Development of Method for evaluating vegetation fraction for rice plants using UAV imagery

Along with DNA analysis genes involved in vegetation fraction are identified

National Agriculture and Food Research Organization (NARO) has developed a method for evaluating the vegetation fraction for rice plant using images captured by Unmanned Aerial Vehicle (UAV). This method can give more objective results within 1/20 of the working time compared to conventional visual inspection. Vegetation fraction is one of the important characteristics of crop productivity, but it is easily influenced by the environment and difficult to measure objectively and efficiently. Until now, accurate selection has not been possible, which has been a bottleneck for breeding. By combining the data collected by the developed method and DNA analysis, we identified genes related to the vegetation fraction at four locations on the chromosome. With the help of these genes, it is expected that the cultivation of highly productive rice varieties will become more efficient in the future.


NARO has developed a method to quantify and evaluate the difference in the vegetation fraction in the early stage of growth of rice plants from aerial images by drones. In this survey method, sufficient images for the survey can be obtained by means of shooting images of 400 types of rice cultivated in the field of 10a in a span of about 10 minutes by drone. We can obtain more objective results in 1/20 of the working time by this method compared to the conventional visual survey method.

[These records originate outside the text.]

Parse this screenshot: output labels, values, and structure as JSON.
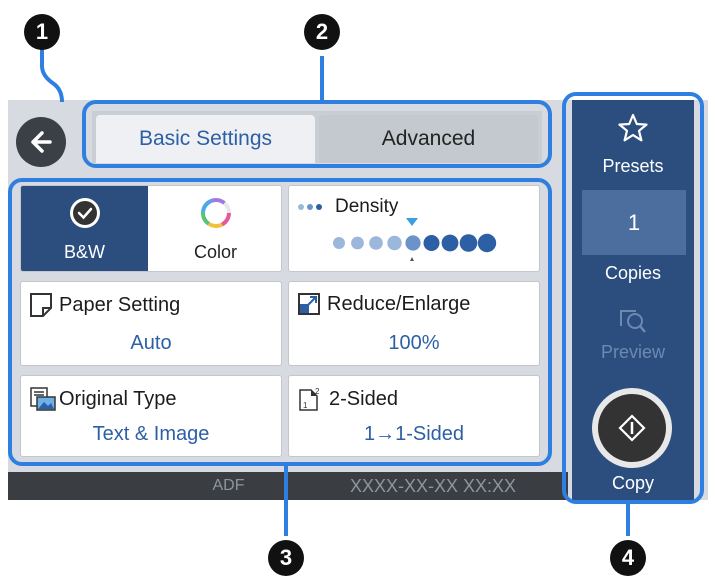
{
  "callouts": [
    "1",
    "2",
    "3",
    "4"
  ],
  "tabs": {
    "basic": "Basic Settings",
    "advanced": "Advanced"
  },
  "color_mode": {
    "bw_label": "B&W",
    "color_label": "Color"
  },
  "density": {
    "label": "Density",
    "level": 5,
    "max": 9
  },
  "paper_setting": {
    "label": "Paper Setting",
    "value": "Auto"
  },
  "reduce_enlarge": {
    "label": "Reduce/Enlarge",
    "value": "100%"
  },
  "original_type": {
    "label": "Original Type",
    "value": "Text & Image"
  },
  "two_sided": {
    "label": "2-Sided",
    "value": "1→1-Sided"
  },
  "sidebar": {
    "presets": "Presets",
    "copies_value": "1",
    "copies_label": "Copies",
    "preview": "Preview",
    "copy": "Copy"
  },
  "status": {
    "adf": "ADF",
    "datetime": "XXXX-XX-XX XX:XX"
  },
  "colors": {
    "highlight": "#2f7fe0",
    "panel": "#2b4e7f",
    "accent_text": "#2d5fa5"
  }
}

By combining the developed survey method and DNA analysis for about 3,000 rice plants which were bred for the study, genes related to vegetation fraction were identified at four locations on the chromosome. Further analysis revealed that rice with genes that increased vegetation fraction also increased biomass, and some genes also increased grain (brown rice) yields. The identified genes are expected to be used in the selection of DNA markers for highly productive Japanese-type rice varieties, and to help improve their efficiency.

Reference Information

Daisuke Ogawa, Toshihiro Sakamoto, Hiroshi Tsunematsu, Noriko Kanno, Yasunori Nonoue, Jun-ichi Yonemaru. Haplotype analysis from UAV imagery of rice MAGIC population for the trait dissection of biomass and plant architecture. Journal of Experimental Botany URL: